Whole Kids Foundation Funds 30 New Bee Grants for Schools & Non-Profits with Inaugural Give Bees a Chance Fundraising Campaign
Grants support children's education and awareness about the vital role that bees play in our food system
AUSTIN, Texas, August 6, 2018 /3BL Media/ — Whole Kids Foundation announced today that it raised more than $60,000 to fund 30 new educational bee programs through the first Give Bees a Chance campaign during June’s National Pollinator Month. Grant recipients cover 23 states, providing educational opportunities around science, ecology, nutrition and agriculture for 15,574 students.
A central element of the campaign, five top chefs from across the country joined forces with Whole Kids Foundation to host fundraising dinners in their respective cities.
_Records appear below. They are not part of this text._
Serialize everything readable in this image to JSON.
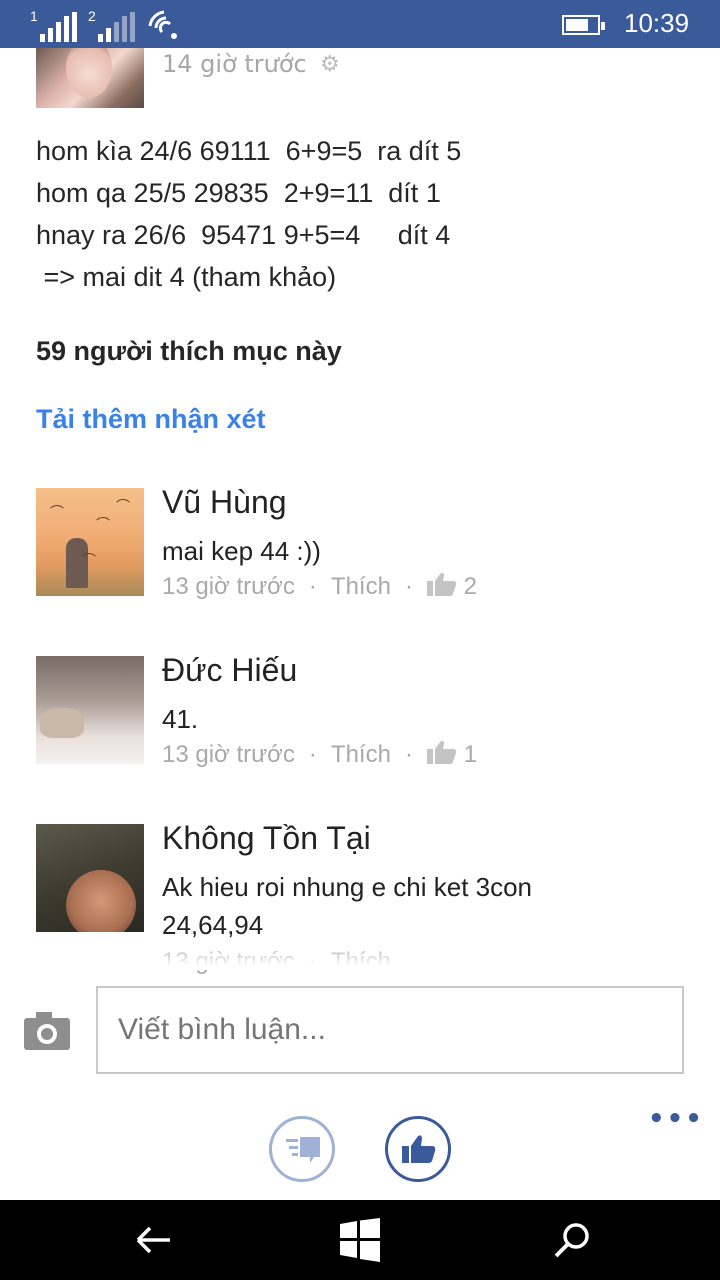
{
  "status_bar": {
    "sim1": "1",
    "sim2": "2",
    "time": "10:39"
  },
  "post": {
    "time": "14 giờ trước",
    "body": "hom kìa 24/6 69111  6+9=5  ra dít 5\nhom qa 25/5 29835  2+9=11  dít 1\nhnay ra 26/6  95471 9+5=4     dít 4\n => mai dit 4 (tham khảo)",
    "likes_text": "59 người thích mục này",
    "load_more": "Tải thêm nhận xét"
  },
  "comments": [
    {
      "name": "Vũ Hùng",
      "text": "mai kep 44 :))",
      "time": "13 giờ trước",
      "like_label": "Thích",
      "like_count": "2"
    },
    {
      "name": "Đức Hiếu",
      "text": "41.",
      "time": "13 giờ trước",
      "like_label": "Thích",
      "like_count": "1"
    },
    {
      "name": "Không Tồn Tại",
      "text": "Ak hieu roi nhung e chi ket 3con\n24,64,94",
      "time": "13 giờ trước",
      "like_label": "Thích"
    }
  ],
  "composer": {
    "placeholder": "Viết bình luận..."
  },
  "app_bar": {
    "more": "•••"
  },
  "colors": {
    "header_bg": "#3b5a99",
    "link": "#3a82e4",
    "muted": "#a9a9a9"
  }
}
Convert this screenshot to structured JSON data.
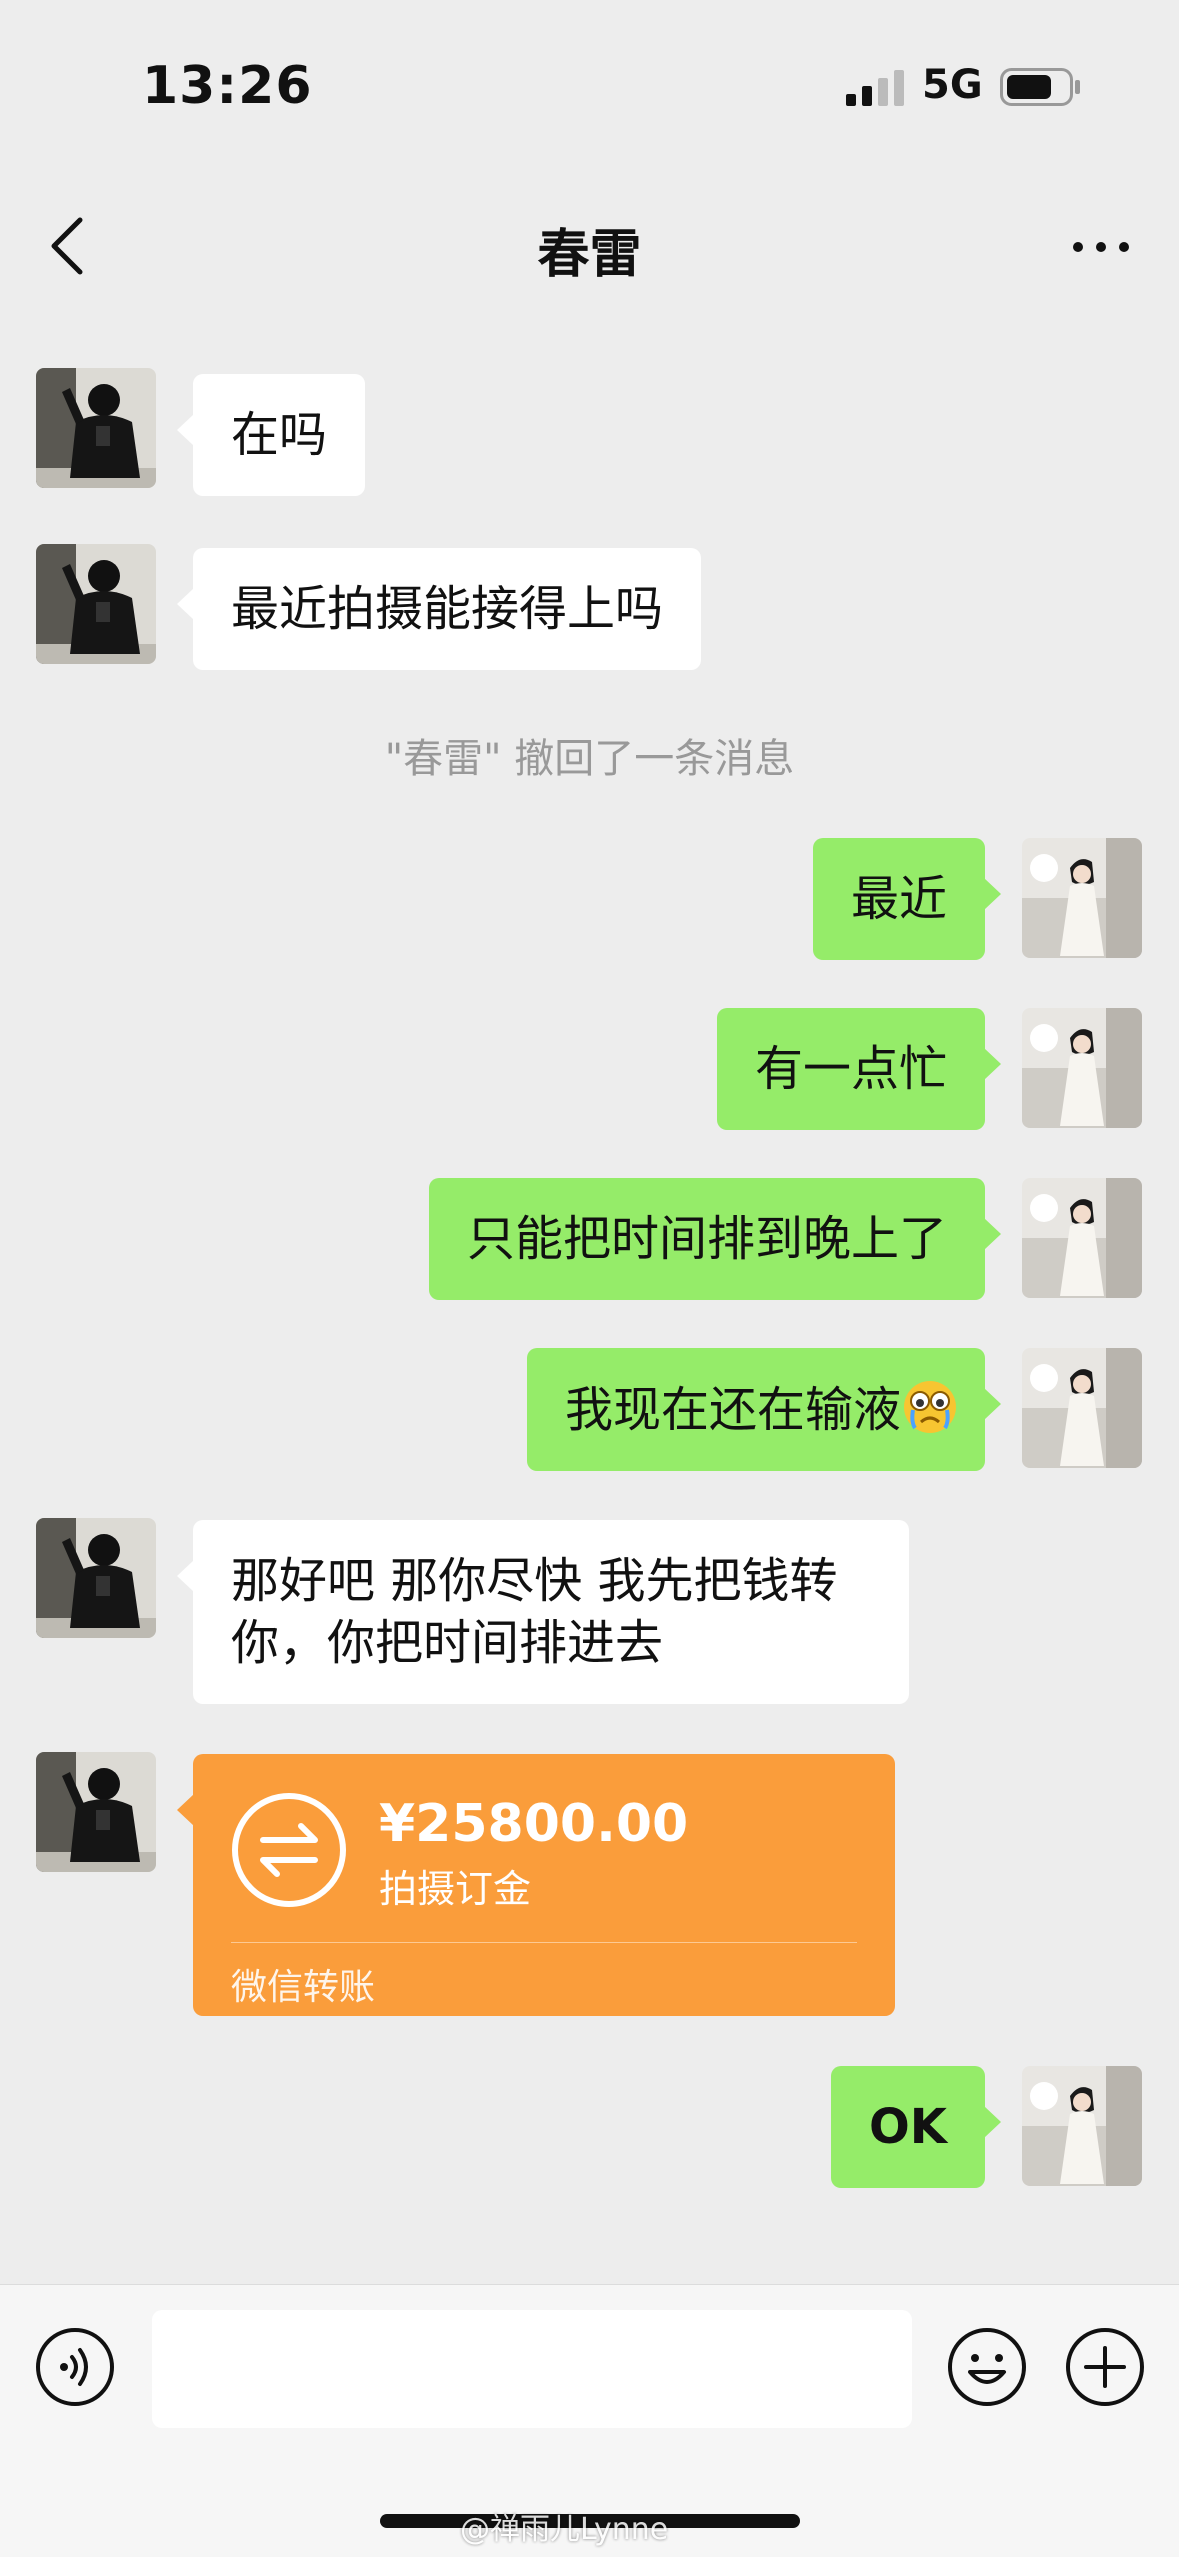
{
  "status_bar": {
    "time": "13:26",
    "network": "5G"
  },
  "header": {
    "title": "春雷"
  },
  "messages": [
    {
      "from": "contact",
      "text": "在吗"
    },
    {
      "from": "contact",
      "text": "最近拍摄能接得上吗"
    },
    {
      "type": "system",
      "text": "\"春雷\" 撤回了一条消息"
    },
    {
      "from": "me",
      "text": "最近"
    },
    {
      "from": "me",
      "text": "有一点忙"
    },
    {
      "from": "me",
      "text": "只能把时间排到晚上了"
    },
    {
      "from": "me",
      "text": "我现在还在输液"
    },
    {
      "from": "contact",
      "text": "那好吧 那你尽快 我先把钱转你，你把时间排进去"
    },
    {
      "from": "contact",
      "type": "transfer",
      "amount": "¥25800.00",
      "note": "拍摄订金",
      "source": "微信转账"
    },
    {
      "from": "me",
      "text": "OK"
    }
  ],
  "colors": {
    "outgoing_bubble": "#95ec69",
    "incoming_bubble": "#ffffff",
    "transfer_card": "#fa9d3b",
    "background": "#ededed"
  },
  "input_bar": {
    "value": ""
  },
  "watermark": "@禅雨儿Lynne"
}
Participating chefs included Rick Bayless, winner of Top Chef Masters and Culinary Hall of Fame inductee, with Evan Robinson, 12-year-old finalist on MasterChef Junior Season 5, Chicago; Tom Douglas, James Beard Award winner and expert in Pacific Northwest cuisine, Seattle; Kevin Fink, a 2016 Food & Wine Best New Chef winner and owner of Emmer & Rye, a Bon Appétit 2016 50 Best New Restaurants in America winner, Austin; Roberto Santibañez, chef and owner of Mi Vida in Washington D.C. and Fonda restaurants in NYC, with Susana Trilling, cookbook author, PBS-TV host, and a renowned authority on Oaxacan cuisine, Washington DC; and Stephen Stryjewski, winner of the 2012 James Beard Foundation Best Chef South and owner of Cochon, a Beard finalist for Best New Restaurant in 2007 and recently named one of the 20 most important restaurants in America by Bon Appétit, New Orleans.
“Pollinators are the secret superhero of the culinary world. Without them our world would be a much different place. They help reproduce just about every berry, nut, fruit and vegetable that we eat. Honey bees are the pollinator rockstars,” said Stryjewski. “Without them our food would be bland and boring. We need to teach our children about the importance of pollinators in our food system.”
Whole Foods Market, which established Whole Kids Foundation in 2011, added its support and helped engage its followers in the campaign with an Instagram “whiteout” and mysteriously “deleting” its archive of Instagram images, leaving just a few clues behind such as the bee emoji instead of a bio. The move showcased how important pollinators are for many of our favorite foods and that, without pollinators, these foods wouldn’t be available.
The initiative sparked a massive amount of conversation on social media and coverage by news media. Later, the brand shared fun videos showcasing favorite foods that rely on pollinators, educational facts about bees and encouraged their audience of 2.6 million Instagram followers to consider donating to the campaign online.
Whole Foods Market covers all the foundation’s operational costs to allow 100 percent of every dollar donated to directly support Whole Kids Foundation programs, including the Bee Grant program.
“We are so grateful to each of our chef partners, to our guests in each city who joined us at these incredible events, and to Wholesum Harvest and Cascadian Farm, our generous supplier partners who donated to this year’s Give Bees a Chance campaign,” said Nona Evans, president and executive director of Whole Kids Foundation. “We’ve had an overwhelming response from schools that want to participate in our Bee Grant program. These funds will provide schools with an important tool to teach kids respect for bees and other pollinators and about their vital role in nature and food production.”
Whole Kids Foundation’s Bee Grant program allows schools and non-profits to receive support for educational bee programs. All grant recipients receive consultation on safety and use of the hive from The Bee Cause Project and each recipient must have a ‘bee mentor,’ or a certified beekeeper that provides consultation and support. Application window for the 2019 Bee Grant program is September 1 – October 15, 2018.
Over the past three years, 270 hives have been awarded by Whole Kids Foundation, at a cost of $488,000 and impacting 226,317 students in the U.S. and Canada. The hives also support the health of bee populations, as an unprecedented amount of honey bees are perishing each year due to colony collapse disorder (CCD). The phenomenon occurs when the majority of worker bees in a colony disappear due to loss of habitat, immune system decline and attacks of pests, mites and diseases.
For more information on the Whole Kids Foundation Bee Grant program and how to apply this fall, visit wholekidsfoundation.org/schools/honey-bee-grant.
Whole Kids Foundation offers free resources for all schools, including curriculum, at https://www.wholekidsfoundation.org/resources/honey-bees-resources. People can also sign up for the Whole Kids Foundation newsletter to get up-to-date information on all of the foundation’s initiatives.
About Whole Kids Foundation®
Whole Kids Foundation, a Whole Foods Market foundation, is based in Austin, Texas, and operates as an independent, nonprofit organization. By empowering schools and inspiring families, the Foundation aims to help children reach optimal health through the strength of a healthy body fueled by nutritious food. For more information on the Foundation’s programs including school gardens, salad bars and nutrition education for teachers, visit wholekidsfoundation.org.